Goal of the exercise
To complete this task, print all the data below exactly but leave out the images.

━━━ Records provided ━━━

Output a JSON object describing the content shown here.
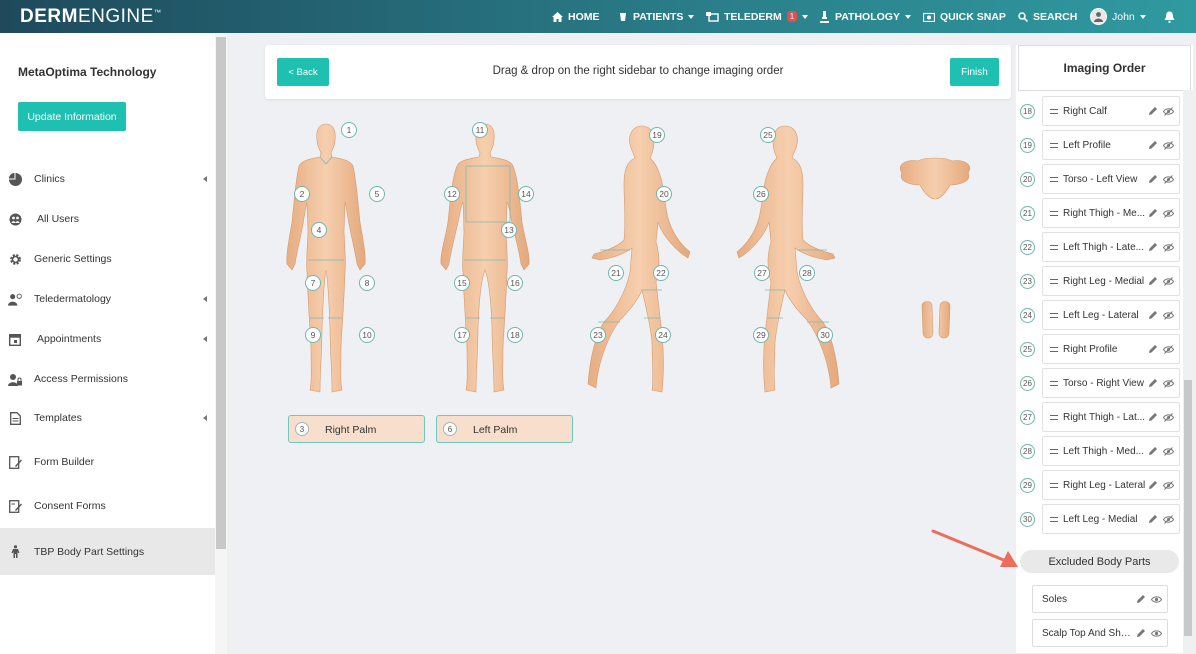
{
  "app": {
    "logo_bold": "DERM",
    "logo_light": "ENGINE",
    "logo_tm": "™"
  },
  "nav": {
    "home": "HOME",
    "patients": "PATIENTS",
    "telederm": "TELEDERM",
    "telederm_badge": "1",
    "pathology": "PATHOLOGY",
    "quick_snap": "QUICK SNAP",
    "search": "SEARCH",
    "user": "John"
  },
  "sidebar": {
    "org_name": "MetaOptima Technology",
    "update_button": "Update Information",
    "items": [
      {
        "label": "Clinics",
        "icon": "pie-chart-icon",
        "has_submenu": true
      },
      {
        "label": "All Users",
        "icon": "users-icon",
        "has_submenu": false
      },
      {
        "label": "Generic Settings",
        "icon": "gear-icon",
        "has_submenu": false
      },
      {
        "label": "Teledermatology",
        "icon": "doctor-icon",
        "has_submenu": true
      },
      {
        "label": "Appointments",
        "icon": "calendar-icon",
        "has_submenu": true
      },
      {
        "label": "Access Permissions",
        "icon": "lock-user-icon",
        "has_submenu": false
      },
      {
        "label": "Templates",
        "icon": "document-icon",
        "has_submenu": true
      },
      {
        "label": "Form Builder",
        "icon": "form-edit-icon",
        "has_submenu": false
      },
      {
        "label": "Consent Forms",
        "icon": "consent-form-icon",
        "has_submenu": false
      },
      {
        "label": "TBP Body Part Settings",
        "icon": "body-icon",
        "has_submenu": false,
        "active": true
      }
    ]
  },
  "header": {
    "back_button": "< Back",
    "instruction": "Drag & drop on the right sidebar to change imaging order",
    "finish_button": "Finish"
  },
  "body_map": {
    "labels": [
      "1",
      "2",
      "4",
      "5",
      "7",
      "8",
      "9",
      "10",
      "11",
      "12",
      "13",
      "14",
      "15",
      "16",
      "17",
      "18",
      "19",
      "20",
      "21",
      "22",
      "23",
      "24",
      "25",
      "26",
      "27",
      "28",
      "29",
      "30"
    ],
    "palms": [
      {
        "number": "3",
        "label": "Right Palm"
      },
      {
        "number": "6",
        "label": "Left Palm"
      }
    ]
  },
  "imaging_order": {
    "title": "Imaging Order",
    "items": [
      {
        "number": "18",
        "label": "Right Calf"
      },
      {
        "number": "19",
        "label": "Left Profile"
      },
      {
        "number": "20",
        "label": "Torso - Left View"
      },
      {
        "number": "21",
        "label": "Right Thigh - Me..."
      },
      {
        "number": "22",
        "label": "Left Thigh - Late..."
      },
      {
        "number": "23",
        "label": "Right Leg - Medial"
      },
      {
        "number": "24",
        "label": "Left Leg - Lateral"
      },
      {
        "number": "25",
        "label": "Right Profile"
      },
      {
        "number": "26",
        "label": "Torso - Right View"
      },
      {
        "number": "27",
        "label": "Right Thigh - Lat..."
      },
      {
        "number": "28",
        "label": "Left Thigh - Med..."
      },
      {
        "number": "29",
        "label": "Right Leg - Lateral"
      },
      {
        "number": "30",
        "label": "Left Leg - Medial"
      }
    ]
  },
  "excluded": {
    "title": "Excluded Body Parts",
    "items": [
      {
        "label": "Soles"
      },
      {
        "label": "Scalp Top And Sho..."
      }
    ]
  },
  "colors": {
    "teal": "#1ec0b2",
    "skin": "#f2c49e",
    "annotation_arrow": "#ee6c5b"
  }
}
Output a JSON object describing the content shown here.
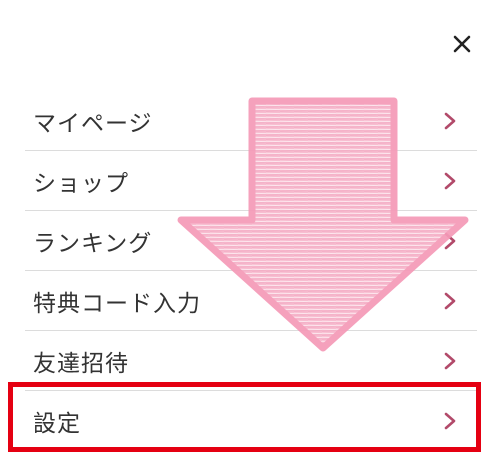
{
  "menu": {
    "items": [
      {
        "label": "マイページ"
      },
      {
        "label": "ショップ"
      },
      {
        "label": "ランキング"
      },
      {
        "label": "特典コード入力"
      },
      {
        "label": "友達招待"
      },
      {
        "label": "設定"
      }
    ]
  },
  "icons": {
    "close": "close-icon",
    "chevron": "chevron-right-icon",
    "annotation_arrow": "down-arrow-icon"
  },
  "colors": {
    "chevron": "#b24a6a",
    "highlight": "#e50012",
    "arrow_fill": "#f7b9cd",
    "arrow_stroke": "#f59ab8"
  }
}
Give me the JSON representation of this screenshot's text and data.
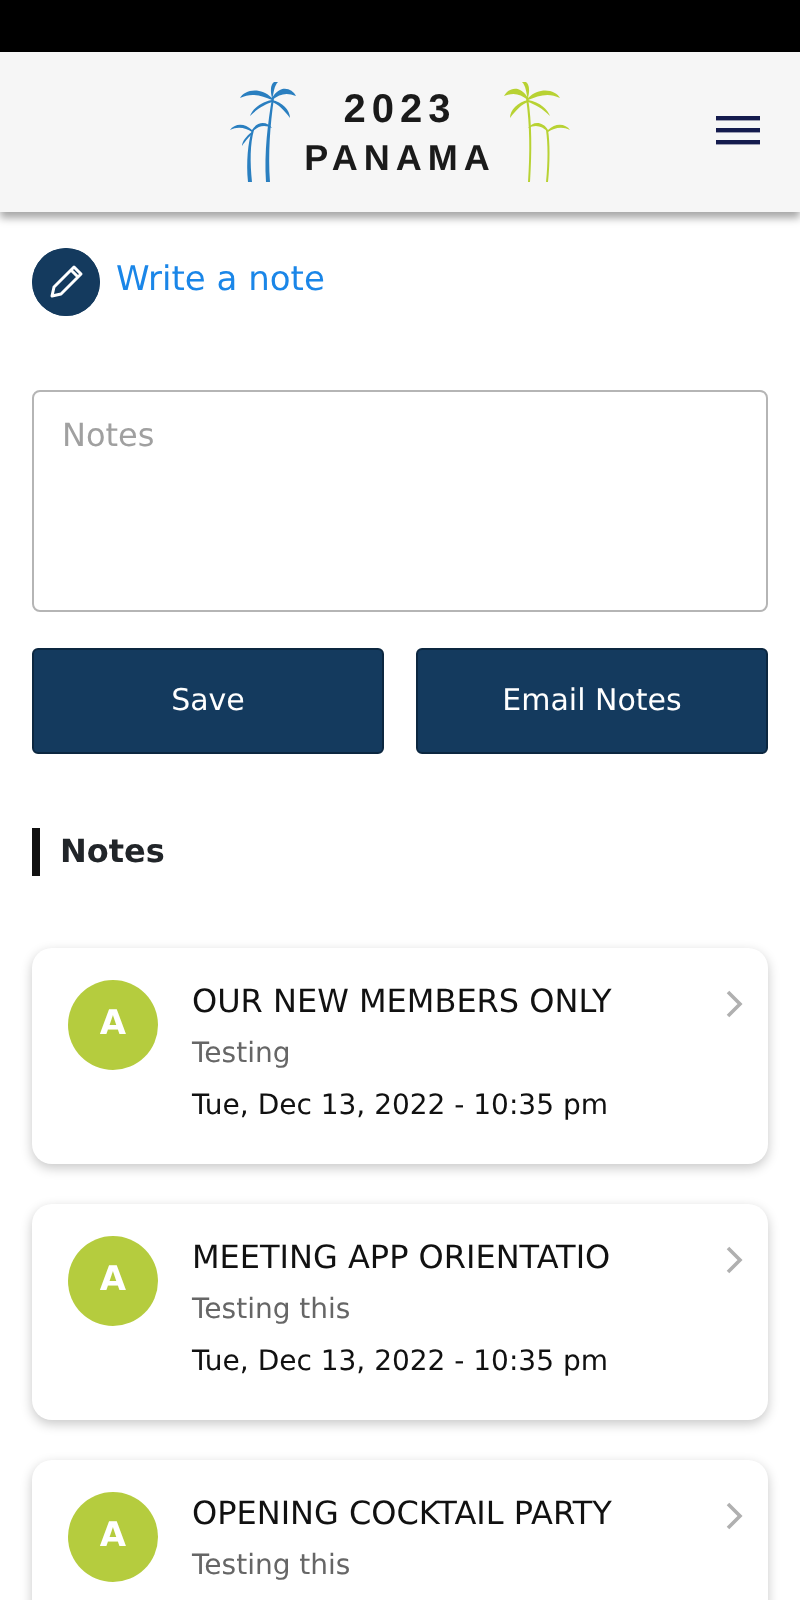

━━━

Result for this task
Output a JSON object describing the content shown here.
{
  "app": {
    "logo_bold": "DERM",
    "logo_light": "ENGINE",
    "logo_tm": "™"
  },
  "nav": {
    "home": "HOME",
    "patients": "PATIENTS",
    "telederm": "TELEDERM",
    "telederm_badge": "1",
    "pathology": "PATHOLOGY",
    "quick_snap": "QUICK SNAP",
    "search": "SEARCH",
    "user": "John"
  },
  "sidebar": {
    "org_name": "MetaOptima Technology",
    "update_button": "Update Information",
    "items": [
      {
        "label": "Clinics",
        "icon": "pie-chart-icon",
        "has_submenu": true
      },
      {
        "label": "All Users",
        "icon": "users-icon",
        "has_submenu": false
      },
      {
        "label": "Generic Settings",
        "icon": "gear-icon",
        "has_submenu": false
      },
      {
        "label": "Teledermatology",
        "icon": "doctor-icon",
        "has_submenu": true
      },
      {
        "label": "Appointments",
        "icon": "calendar-icon",
        "has_submenu": true
      },
      {
        "label": "Access Permissions",
        "icon": "lock-user-icon",
        "has_submenu": false
      },
      {
        "label": "Templates",
        "icon": "document-icon",
        "has_submenu": true
      },
      {
        "label": "Form Builder",
        "icon": "form-edit-icon",
        "has_submenu": false
      },
      {
        "label": "Consent Forms",
        "icon": "consent-form-icon",
        "has_submenu": false
      },
      {
        "label": "TBP Body Part Settings",
        "icon": "body-icon",
        "has_submenu": false,
        "active": true
      }
    ]
  },
  "header": {
    "back_button": "< Back",
    "instruction": "Drag & drop on the right sidebar to change imaging order",
    "finish_button": "Finish"
  },
  "body_map": {
    "labels": [
      "1",
      "2",
      "4",
      "5",
      "7",
      "8",
      "9",
      "10",
      "11",
      "12",
      "13",
      "14",
      "15",
      "16",
      "17",
      "18",
      "19",
      "20",
      "21",
      "22",
      "23",
      "24",
      "25",
      "26",
      "27",
      "28",
      "29",
      "30"
    ],
    "palms": [
      {
        "number": "3",
        "label": "Right Palm"
      },
      {
        "number": "6",
        "label": "Left Palm"
      }
    ]
  },
  "imaging_order": {
    "title": "Imaging Order",
    "items": [
      {
        "number": "18",
        "label": "Right Calf"
      },
      {
        "number": "19",
        "label": "Left Profile"
      },
      {
        "number": "20",
        "label": "Torso - Left View"
      },
      {
        "number": "21",
        "label": "Right Thigh - Me..."
      },
      {
        "number": "22",
        "label": "Left Thigh - Late..."
      },
      {
        "number": "23",
        "label": "Right Leg - Medial"
      },
      {
        "number": "24",
        "label": "Left Leg - Lateral"
      },
      {
        "number": "25",
        "label": "Right Profile"
      },
      {
        "number": "26",
        "label": "Torso - Right View"
      },
      {
        "number": "27",
        "label": "Right Thigh - Lat..."
      },
      {
        "number": "28",
        "label": "Left Thigh - Med..."
      },
      {
        "number": "29",
        "label": "Right Leg - Lateral"
      },
      {
        "number": "30",
        "label": "Left Leg - Medial"
      }
    ]
  },
  "excluded": {
    "title": "Excluded Body Parts",
    "items": [
      {
        "label": "Soles"
      },
      {
        "label": "Scalp Top And Sho..."
      }
    ]
  },
  "colors": {
    "teal": "#1ec0b2",
    "skin": "#f2c49e",
    "annotation_arrow": "#ee6c5b"
  }
}
Output a JSON object describing the content shown here.
{
  "menu": {
    "items": [
      {
        "label": "マイページ"
      },
      {
        "label": "ショップ"
      },
      {
        "label": "ランキング"
      },
      {
        "label": "特典コード入力"
      },
      {
        "label": "友達招待"
      },
      {
        "label": "設定"
      }
    ]
  },
  "icons": {
    "close": "close-icon",
    "chevron": "chevron-right-icon",
    "annotation_arrow": "down-arrow-icon"
  },
  "colors": {
    "chevron": "#b24a6a",
    "highlight": "#e50012",
    "arrow_fill": "#f7b9cd",
    "arrow_stroke": "#f59ab8"
  }
}
Give me the JSON representation of this screenshot's text and data.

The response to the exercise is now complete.